Date: Tuesday, 21 June 1983, 17:29-EDT
From: Daniel L. Weinreb <DLW at SCRC-TENEX>
The following should be made clear by explicit mention somewhere in
Question: If you call OPEN, and the direction is :OUTPUT or :IO, and the
version of the file is :NEWEST, what version number is used?
Answer: If the :IF-EXISTS is :NEW-VERSION or unsupplied, then :NEWEST
in the pathname means "a version number one higher than the highest
version extant." In all other cases :NEWEST in the pathname means "the
highest extant version."
So if versions 1, 2, and 3 of a file exist, and you open the :NEWEST
version for :OUTPUT, then you get version 4 if the :IF-EXISTS is
:NEW-VERSION or unsupplied, but you get version 3 if the :IF-EXISTS is
anything else (e.g. :SUPERSEDE, :APPEND, :OVERWRITE, :RENAME, et al).
Perhaps I'm confused, but isn't it the job of the operating system to decide
what the actual filename is? Must the language spec specify "one higher" or
should it just say "newer" or "higher". It seems to me like this wouldn't
mean any hardship for the users of CL and might make it easier for
implementors of some CL systems depending on how the operating system they
had treated version numbers (eg, some operating system might not assign a
version until the CLOSE happened).
My worry here is that we be careful about not defining detail where it's

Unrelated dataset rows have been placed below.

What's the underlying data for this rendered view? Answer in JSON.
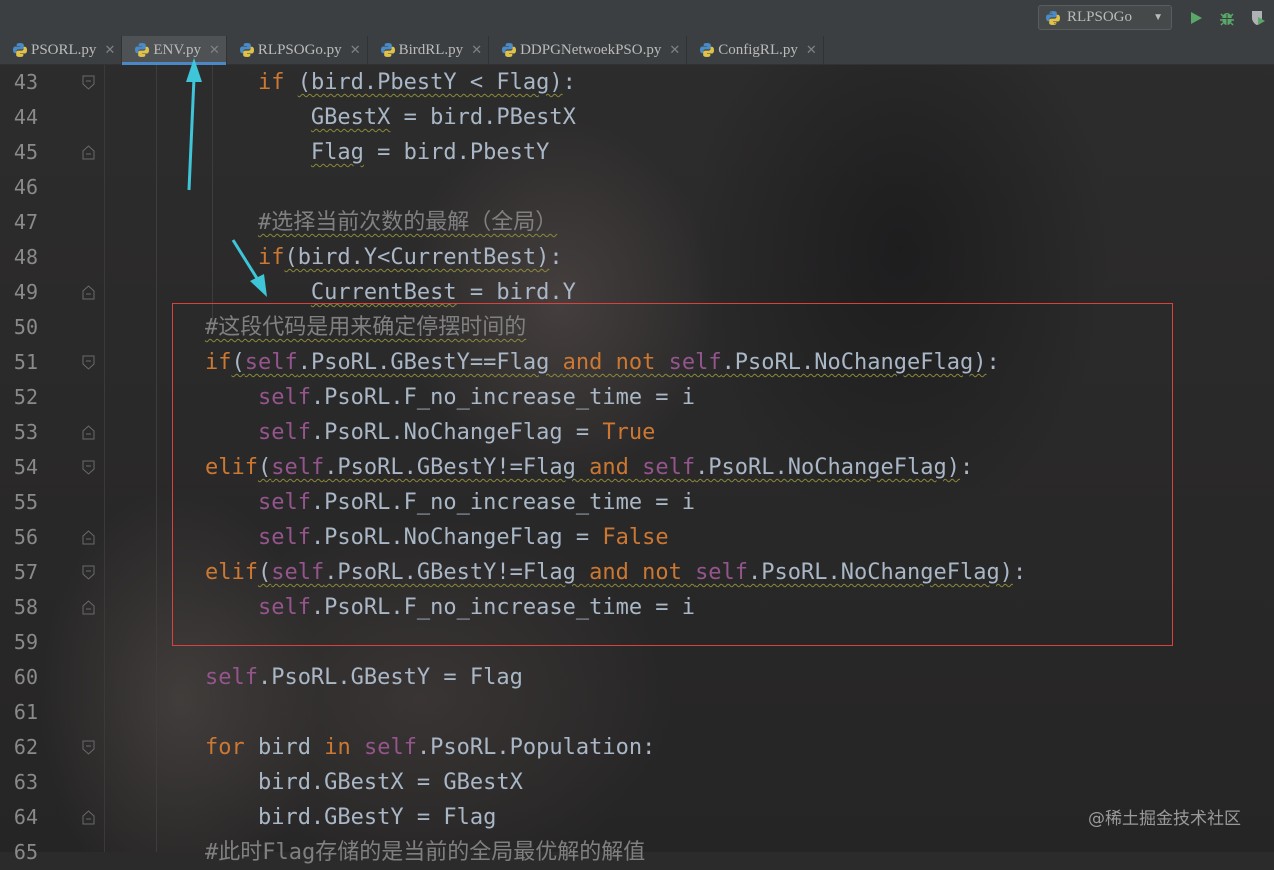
{
  "toolbar": {
    "run_config_label": "RLPSOGo",
    "run_icon": "run-icon",
    "debug_icon": "debug-icon",
    "coverage_icon": "coverage-icon"
  },
  "tabs": [
    {
      "label": "PSORL.py",
      "active": false
    },
    {
      "label": "ENV.py",
      "active": true
    },
    {
      "label": "RLPSOGo.py",
      "active": false
    },
    {
      "label": "BirdRL.py",
      "active": false
    },
    {
      "label": "DDPGNetwoekPSO.py",
      "active": false
    },
    {
      "label": "ConfigRL.py",
      "active": false
    }
  ],
  "code_lines": [
    {
      "n": "43",
      "tokens": [
        [
          "            ",
          ""
        ],
        [
          "if",
          "kw"
        ],
        [
          " ",
          ""
        ],
        [
          "(bird.PbestY < Flag)",
          "w"
        ],
        [
          ":",
          ""
        ]
      ]
    },
    {
      "n": "44",
      "tokens": [
        [
          "                ",
          ""
        ],
        [
          "GBestX",
          "w"
        ],
        [
          " = bird.PBestX",
          ""
        ]
      ]
    },
    {
      "n": "45",
      "tokens": [
        [
          "                ",
          ""
        ],
        [
          "Flag",
          "w"
        ],
        [
          " = bird.PbestY",
          ""
        ]
      ]
    },
    {
      "n": "46",
      "tokens": []
    },
    {
      "n": "47",
      "tokens": [
        [
          "            ",
          ""
        ],
        [
          "#选择当前次数的最解（全局）",
          "cmw"
        ]
      ]
    },
    {
      "n": "48",
      "tokens": [
        [
          "            ",
          ""
        ],
        [
          "if",
          "kw"
        ],
        [
          "(bird.Y<CurrentBest)",
          "w"
        ],
        [
          ":",
          ""
        ]
      ]
    },
    {
      "n": "49",
      "tokens": [
        [
          "                ",
          ""
        ],
        [
          "CurrentBest",
          "w"
        ],
        [
          " = bird.Y",
          ""
        ]
      ]
    },
    {
      "n": "50",
      "tokens": [
        [
          "        ",
          ""
        ],
        [
          "#这段代码是用来确定停摆时间的",
          "cmw"
        ]
      ]
    },
    {
      "n": "51",
      "tokens": [
        [
          "        ",
          ""
        ],
        [
          "if",
          "kw"
        ],
        [
          "(",
          "w"
        ],
        [
          "self",
          "selfw"
        ],
        [
          ".PsoRL.GBestY==Flag ",
          "w"
        ],
        [
          "and not ",
          "kww"
        ],
        [
          "self",
          "selfw"
        ],
        [
          ".PsoRL.NoChangeFlag)",
          "w"
        ],
        [
          ":",
          ""
        ]
      ]
    },
    {
      "n": "52",
      "tokens": [
        [
          "            ",
          ""
        ],
        [
          "self",
          "self"
        ],
        [
          ".PsoRL.F_no_increase_time = i",
          ""
        ]
      ]
    },
    {
      "n": "53",
      "tokens": [
        [
          "            ",
          ""
        ],
        [
          "self",
          "self"
        ],
        [
          ".PsoRL.NoChangeFlag = ",
          ""
        ],
        [
          "True",
          "kw"
        ]
      ]
    },
    {
      "n": "54",
      "tokens": [
        [
          "        ",
          ""
        ],
        [
          "elif",
          "kw"
        ],
        [
          "(",
          "w"
        ],
        [
          "self",
          "selfw"
        ],
        [
          ".PsoRL.GBestY!=Flag ",
          "w"
        ],
        [
          "and ",
          "kww"
        ],
        [
          "self",
          "selfw"
        ],
        [
          ".PsoRL.NoChangeFlag)",
          "w"
        ],
        [
          ":",
          ""
        ]
      ]
    },
    {
      "n": "55",
      "tokens": [
        [
          "            ",
          ""
        ],
        [
          "self",
          "self"
        ],
        [
          ".PsoRL.F_no_increase_time = i",
          ""
        ]
      ]
    },
    {
      "n": "56",
      "tokens": [
        [
          "            ",
          ""
        ],
        [
          "self",
          "self"
        ],
        [
          ".PsoRL.NoChangeFlag = ",
          ""
        ],
        [
          "False",
          "kw"
        ]
      ]
    },
    {
      "n": "57",
      "tokens": [
        [
          "        ",
          ""
        ],
        [
          "elif",
          "kw"
        ],
        [
          "(",
          "w"
        ],
        [
          "self",
          "selfw"
        ],
        [
          ".PsoRL.GBestY!=Flag ",
          "w"
        ],
        [
          "and not ",
          "kww"
        ],
        [
          "self",
          "selfw"
        ],
        [
          ".PsoRL.NoChangeFlag)",
          "w"
        ],
        [
          ":",
          ""
        ]
      ]
    },
    {
      "n": "58",
      "tokens": [
        [
          "            ",
          ""
        ],
        [
          "self",
          "self"
        ],
        [
          ".PsoRL.F_no_increase_time = i",
          ""
        ]
      ]
    },
    {
      "n": "59",
      "tokens": []
    },
    {
      "n": "60",
      "tokens": [
        [
          "        ",
          ""
        ],
        [
          "self",
          "self"
        ],
        [
          ".PsoRL.GBestY = Flag",
          ""
        ]
      ]
    },
    {
      "n": "61",
      "tokens": []
    },
    {
      "n": "62",
      "tokens": [
        [
          "        ",
          ""
        ],
        [
          "for",
          "kw"
        ],
        [
          " bird ",
          ""
        ],
        [
          "in",
          "kw"
        ],
        [
          " ",
          ""
        ],
        [
          "self",
          "self"
        ],
        [
          ".PsoRL.Population:",
          ""
        ]
      ]
    },
    {
      "n": "63",
      "tokens": [
        [
          "            ",
          ""
        ],
        [
          "bird.GBestX = GBestX",
          ""
        ]
      ]
    },
    {
      "n": "64",
      "tokens": [
        [
          "            ",
          ""
        ],
        [
          "bird.GBestY = Flag",
          ""
        ]
      ]
    },
    {
      "n": "65",
      "tokens": [
        [
          "        ",
          ""
        ],
        [
          "#此时Flag存储的是当前的全局最优解的解值",
          "cm"
        ]
      ]
    }
  ],
  "watermark": "@稀土掘金技术社区"
}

not necessary. I'm not arguing that my position as presented here is right;
just requesting commentary/clarification of your intent.